This would, however, not work with imagining a Whey 1000 Maxx Green Soy TurboCharged 50mg protein smoothie. At least…not for me. No. Long run refueling needs to be solid, real food…and while I personally kind of suck at making pancakes, my Uncle Dave is a pro and it was his promise of hot cakes that got me through the hills on Sunday morning. And sorry, there is no photo available as I was too focused on expediting consumption instead of developing my food blogger resume.

This is how close people will get to you for post run photos. It’s okay Uncle Dave, your pancakes make up for it.

Oh yea, back to the whole long run highlight.

I tend to go on food digressions, in case that’s news to you.

Anyway, I ran long, which I was happy about, and it wasn’t too tedious, although the terrain was never really flat the entire time.

Talk about a hilly course. There really wasn’t an alternative though, and in the grand scheme of things—testing my flatlander legs out on some real elevation changes will benefit me in the long run…long run meaning Chicago, which is all flat. I can actually draw their elevation chart for you:

start_______________________________________________________finish

-Wakeboarding. On Friday I said that I needed to redeem myself for my massive face injury that occurred the last time I wakeboarded. And although I was a bit nervous at first, I eventually got into my groove and claimed my redemption over that little board.

Look ma, I still have both my cheeks!

Impressed with how much I was able to accomplish in 36 short hours? Yes me too…BUT when I need to capitalize on time, I make it happen. And the good news is I’ll be heading back this weekend for more lake fun, family fun, and pancake fun.

Although round two of a 6 hour car ride there and back isn’t exactly awesome…

Good thing I capture the on-goings of these road trips:

This is me, in the car.
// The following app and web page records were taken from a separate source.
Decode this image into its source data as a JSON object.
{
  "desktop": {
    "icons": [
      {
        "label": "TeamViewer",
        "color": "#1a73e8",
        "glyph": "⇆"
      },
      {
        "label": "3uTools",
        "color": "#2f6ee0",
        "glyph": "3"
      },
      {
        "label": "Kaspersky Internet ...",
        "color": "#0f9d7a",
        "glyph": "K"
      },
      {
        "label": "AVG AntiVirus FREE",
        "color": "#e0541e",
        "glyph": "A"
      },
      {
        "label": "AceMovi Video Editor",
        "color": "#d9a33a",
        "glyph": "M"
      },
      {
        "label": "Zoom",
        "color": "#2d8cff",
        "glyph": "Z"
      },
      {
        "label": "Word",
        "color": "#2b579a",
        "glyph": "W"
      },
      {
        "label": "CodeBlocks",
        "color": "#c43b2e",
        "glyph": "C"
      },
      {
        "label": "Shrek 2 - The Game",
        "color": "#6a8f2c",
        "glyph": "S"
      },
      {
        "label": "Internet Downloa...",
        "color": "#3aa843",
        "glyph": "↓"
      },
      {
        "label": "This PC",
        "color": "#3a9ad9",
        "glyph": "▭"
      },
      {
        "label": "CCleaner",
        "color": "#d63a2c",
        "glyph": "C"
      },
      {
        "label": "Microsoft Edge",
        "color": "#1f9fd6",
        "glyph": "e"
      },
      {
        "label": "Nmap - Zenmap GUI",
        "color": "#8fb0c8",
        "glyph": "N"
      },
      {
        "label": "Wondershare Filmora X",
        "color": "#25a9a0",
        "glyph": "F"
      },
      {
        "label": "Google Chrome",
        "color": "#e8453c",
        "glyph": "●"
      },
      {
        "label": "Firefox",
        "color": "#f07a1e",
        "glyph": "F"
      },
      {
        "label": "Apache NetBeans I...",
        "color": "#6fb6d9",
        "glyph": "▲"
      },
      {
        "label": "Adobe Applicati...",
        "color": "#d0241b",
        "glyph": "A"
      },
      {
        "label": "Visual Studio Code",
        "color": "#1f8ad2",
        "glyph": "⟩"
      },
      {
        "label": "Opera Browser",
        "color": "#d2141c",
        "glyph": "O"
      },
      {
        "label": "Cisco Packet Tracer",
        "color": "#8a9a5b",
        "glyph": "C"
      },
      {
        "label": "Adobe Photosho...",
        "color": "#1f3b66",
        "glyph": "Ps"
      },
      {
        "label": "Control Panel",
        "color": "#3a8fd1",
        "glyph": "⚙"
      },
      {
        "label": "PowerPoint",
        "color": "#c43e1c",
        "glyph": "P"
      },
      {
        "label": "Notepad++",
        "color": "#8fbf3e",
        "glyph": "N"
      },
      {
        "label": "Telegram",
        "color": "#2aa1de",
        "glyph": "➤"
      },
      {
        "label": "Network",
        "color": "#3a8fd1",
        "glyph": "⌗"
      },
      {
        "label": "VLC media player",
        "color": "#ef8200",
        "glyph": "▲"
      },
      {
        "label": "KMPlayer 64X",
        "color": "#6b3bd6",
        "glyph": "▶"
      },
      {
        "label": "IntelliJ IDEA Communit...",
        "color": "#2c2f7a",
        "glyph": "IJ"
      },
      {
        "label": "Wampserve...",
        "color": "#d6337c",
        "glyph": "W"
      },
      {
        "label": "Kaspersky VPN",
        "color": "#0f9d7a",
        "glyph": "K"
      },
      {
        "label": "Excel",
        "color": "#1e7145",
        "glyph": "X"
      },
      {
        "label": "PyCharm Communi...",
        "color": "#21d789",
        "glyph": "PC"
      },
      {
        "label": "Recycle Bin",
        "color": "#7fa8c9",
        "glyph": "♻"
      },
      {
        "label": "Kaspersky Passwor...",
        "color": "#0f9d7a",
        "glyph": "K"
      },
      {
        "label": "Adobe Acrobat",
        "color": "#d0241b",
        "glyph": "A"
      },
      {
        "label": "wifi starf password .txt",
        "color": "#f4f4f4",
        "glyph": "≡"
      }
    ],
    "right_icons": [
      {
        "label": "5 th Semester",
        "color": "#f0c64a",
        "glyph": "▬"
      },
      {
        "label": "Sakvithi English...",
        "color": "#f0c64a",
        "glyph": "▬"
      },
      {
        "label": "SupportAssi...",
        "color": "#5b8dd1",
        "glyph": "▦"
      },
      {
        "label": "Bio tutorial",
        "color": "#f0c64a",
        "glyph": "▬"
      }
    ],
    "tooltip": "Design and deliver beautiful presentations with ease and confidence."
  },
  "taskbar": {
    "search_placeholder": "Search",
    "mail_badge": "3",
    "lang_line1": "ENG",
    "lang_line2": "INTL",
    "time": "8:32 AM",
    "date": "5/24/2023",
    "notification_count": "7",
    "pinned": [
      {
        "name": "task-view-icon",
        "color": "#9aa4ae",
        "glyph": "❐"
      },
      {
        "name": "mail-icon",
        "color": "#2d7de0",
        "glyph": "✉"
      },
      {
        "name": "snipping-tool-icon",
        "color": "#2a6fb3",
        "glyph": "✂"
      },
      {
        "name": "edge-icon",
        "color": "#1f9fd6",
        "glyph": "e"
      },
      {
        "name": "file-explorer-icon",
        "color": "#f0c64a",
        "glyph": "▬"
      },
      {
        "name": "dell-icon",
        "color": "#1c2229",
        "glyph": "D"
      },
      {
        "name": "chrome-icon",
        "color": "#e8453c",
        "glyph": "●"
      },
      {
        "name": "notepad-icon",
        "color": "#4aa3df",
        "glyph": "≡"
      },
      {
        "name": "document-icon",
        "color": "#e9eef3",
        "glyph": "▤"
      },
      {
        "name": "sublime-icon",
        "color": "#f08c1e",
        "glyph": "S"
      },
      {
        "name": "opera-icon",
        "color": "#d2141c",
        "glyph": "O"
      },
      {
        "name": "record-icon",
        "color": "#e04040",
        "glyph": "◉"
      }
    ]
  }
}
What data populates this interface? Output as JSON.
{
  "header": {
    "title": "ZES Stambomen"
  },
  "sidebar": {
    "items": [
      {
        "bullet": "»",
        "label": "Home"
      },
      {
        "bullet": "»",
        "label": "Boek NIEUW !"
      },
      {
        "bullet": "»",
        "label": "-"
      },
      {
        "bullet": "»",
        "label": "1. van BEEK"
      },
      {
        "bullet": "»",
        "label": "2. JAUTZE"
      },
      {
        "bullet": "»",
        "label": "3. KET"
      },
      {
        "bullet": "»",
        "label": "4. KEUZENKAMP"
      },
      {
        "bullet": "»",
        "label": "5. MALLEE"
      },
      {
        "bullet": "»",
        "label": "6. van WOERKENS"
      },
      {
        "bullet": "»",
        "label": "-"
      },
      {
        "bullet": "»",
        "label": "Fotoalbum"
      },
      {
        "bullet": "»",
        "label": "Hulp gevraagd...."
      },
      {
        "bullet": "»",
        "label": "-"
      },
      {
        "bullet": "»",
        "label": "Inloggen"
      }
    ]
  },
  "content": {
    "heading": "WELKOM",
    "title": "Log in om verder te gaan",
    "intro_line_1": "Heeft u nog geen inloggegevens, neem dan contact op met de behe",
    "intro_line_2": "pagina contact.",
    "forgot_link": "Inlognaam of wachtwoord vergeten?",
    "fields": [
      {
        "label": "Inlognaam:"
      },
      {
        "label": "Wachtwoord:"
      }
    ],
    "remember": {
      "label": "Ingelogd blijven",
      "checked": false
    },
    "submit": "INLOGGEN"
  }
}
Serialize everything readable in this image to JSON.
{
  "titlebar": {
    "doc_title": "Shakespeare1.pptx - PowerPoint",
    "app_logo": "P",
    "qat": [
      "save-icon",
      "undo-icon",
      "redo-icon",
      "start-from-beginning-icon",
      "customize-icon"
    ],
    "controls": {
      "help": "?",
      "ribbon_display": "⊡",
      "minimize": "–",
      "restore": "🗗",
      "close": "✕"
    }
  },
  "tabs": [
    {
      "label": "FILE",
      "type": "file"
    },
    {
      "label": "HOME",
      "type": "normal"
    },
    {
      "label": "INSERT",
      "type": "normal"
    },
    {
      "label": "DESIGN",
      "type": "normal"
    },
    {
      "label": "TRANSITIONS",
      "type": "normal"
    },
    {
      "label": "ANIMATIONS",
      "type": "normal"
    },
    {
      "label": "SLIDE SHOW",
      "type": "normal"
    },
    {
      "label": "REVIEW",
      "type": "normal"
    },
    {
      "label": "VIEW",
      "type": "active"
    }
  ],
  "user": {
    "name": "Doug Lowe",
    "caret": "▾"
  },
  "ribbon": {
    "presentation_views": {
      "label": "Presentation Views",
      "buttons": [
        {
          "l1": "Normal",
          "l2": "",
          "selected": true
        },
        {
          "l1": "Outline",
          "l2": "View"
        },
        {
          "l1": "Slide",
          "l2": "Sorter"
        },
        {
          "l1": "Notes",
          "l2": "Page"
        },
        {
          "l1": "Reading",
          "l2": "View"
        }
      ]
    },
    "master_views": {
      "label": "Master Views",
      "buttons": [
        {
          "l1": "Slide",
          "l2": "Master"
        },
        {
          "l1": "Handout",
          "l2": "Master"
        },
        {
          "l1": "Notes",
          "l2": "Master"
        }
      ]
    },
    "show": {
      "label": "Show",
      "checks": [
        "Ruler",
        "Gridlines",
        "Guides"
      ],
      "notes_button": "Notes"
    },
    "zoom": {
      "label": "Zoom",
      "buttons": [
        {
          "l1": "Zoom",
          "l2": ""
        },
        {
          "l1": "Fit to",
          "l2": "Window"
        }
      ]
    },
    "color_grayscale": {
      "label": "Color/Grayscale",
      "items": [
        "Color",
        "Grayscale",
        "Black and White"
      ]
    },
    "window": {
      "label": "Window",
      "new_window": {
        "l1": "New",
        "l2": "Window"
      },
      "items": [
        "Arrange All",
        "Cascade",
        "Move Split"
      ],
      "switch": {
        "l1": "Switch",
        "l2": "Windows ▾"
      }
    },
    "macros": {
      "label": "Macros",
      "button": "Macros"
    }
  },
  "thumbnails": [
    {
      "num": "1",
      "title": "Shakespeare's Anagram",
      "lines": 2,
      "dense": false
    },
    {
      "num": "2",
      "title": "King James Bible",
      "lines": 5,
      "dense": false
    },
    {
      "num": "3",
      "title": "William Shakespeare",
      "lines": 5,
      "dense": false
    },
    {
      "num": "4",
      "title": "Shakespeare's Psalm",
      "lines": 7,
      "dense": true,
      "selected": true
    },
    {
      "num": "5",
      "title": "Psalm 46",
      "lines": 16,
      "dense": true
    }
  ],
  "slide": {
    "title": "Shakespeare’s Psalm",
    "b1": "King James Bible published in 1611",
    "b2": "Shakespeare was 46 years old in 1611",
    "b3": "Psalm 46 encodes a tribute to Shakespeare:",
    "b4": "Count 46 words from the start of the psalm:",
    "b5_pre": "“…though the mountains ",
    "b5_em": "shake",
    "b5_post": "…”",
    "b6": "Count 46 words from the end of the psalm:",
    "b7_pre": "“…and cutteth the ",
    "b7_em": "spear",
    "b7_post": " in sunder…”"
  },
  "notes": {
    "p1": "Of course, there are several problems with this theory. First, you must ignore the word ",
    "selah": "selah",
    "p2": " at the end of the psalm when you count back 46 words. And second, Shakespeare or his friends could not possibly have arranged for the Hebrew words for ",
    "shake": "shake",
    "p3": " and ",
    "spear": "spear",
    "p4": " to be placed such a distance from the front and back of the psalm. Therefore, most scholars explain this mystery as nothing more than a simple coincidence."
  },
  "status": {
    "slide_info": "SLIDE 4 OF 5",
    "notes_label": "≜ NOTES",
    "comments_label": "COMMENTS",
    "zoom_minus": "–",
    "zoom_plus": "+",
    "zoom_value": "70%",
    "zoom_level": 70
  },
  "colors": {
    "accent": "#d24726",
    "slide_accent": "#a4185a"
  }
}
No I will not photograph my ice cream, but I will document the most boring moments of my life for you to see.

To finish up this random post, let me show you what was waiting for me when I returned home Sunday night.

I was giddy with excitement and totally unsuspecting that GOTR would send such wonderful goodies!! I’m actually not sure if the top they sent is supposed to be worn for the actual race, so that’s yet to be determined, but you can bet your britches that I’ll be using every last thing they sent.

What are britches? Are they pants? Underwear? Can someone tell me why I use outdated expressions that I don’t even understand?

A big THANK YOU to GOTR for showing me, and all other Solemates, so much love. It makes me feel even better about raising money for them.

SPEAKING OF WHICH, what a wonderful transition for me to probe you to donate!!!

If you want to learn about my fundraising efforts for Girls on the Run while training for the Chicago Marathon, check out my page here.

If you feel inspired to donate, I will love you forever, as will thousands of excited little girls all around the country.

So, if this were a school essay and it had come time to write a conclusion, I would now realize that this post was about 10,000 different things, and I was probably going to get a D on my essay.

But this isn’t school, it’s blogging—my blog to be exact—and in this world, I think the more haphazard, the better.

I also don’t know why I am continually justifying my lack of continuity today. I don’t care, you don’t care, I’m done.

Oh, and as for the CIM decision…not telling, YET.

Do you have a pre-race pump up song?

What’s your favorite post long run breakfast?

I love a huge bowl of oatmeal 

Is there an age that’s too old to have Glee and Disney music on your iPod?

If your answer is anything but, “NO! NEVER!” kindly get off my blog.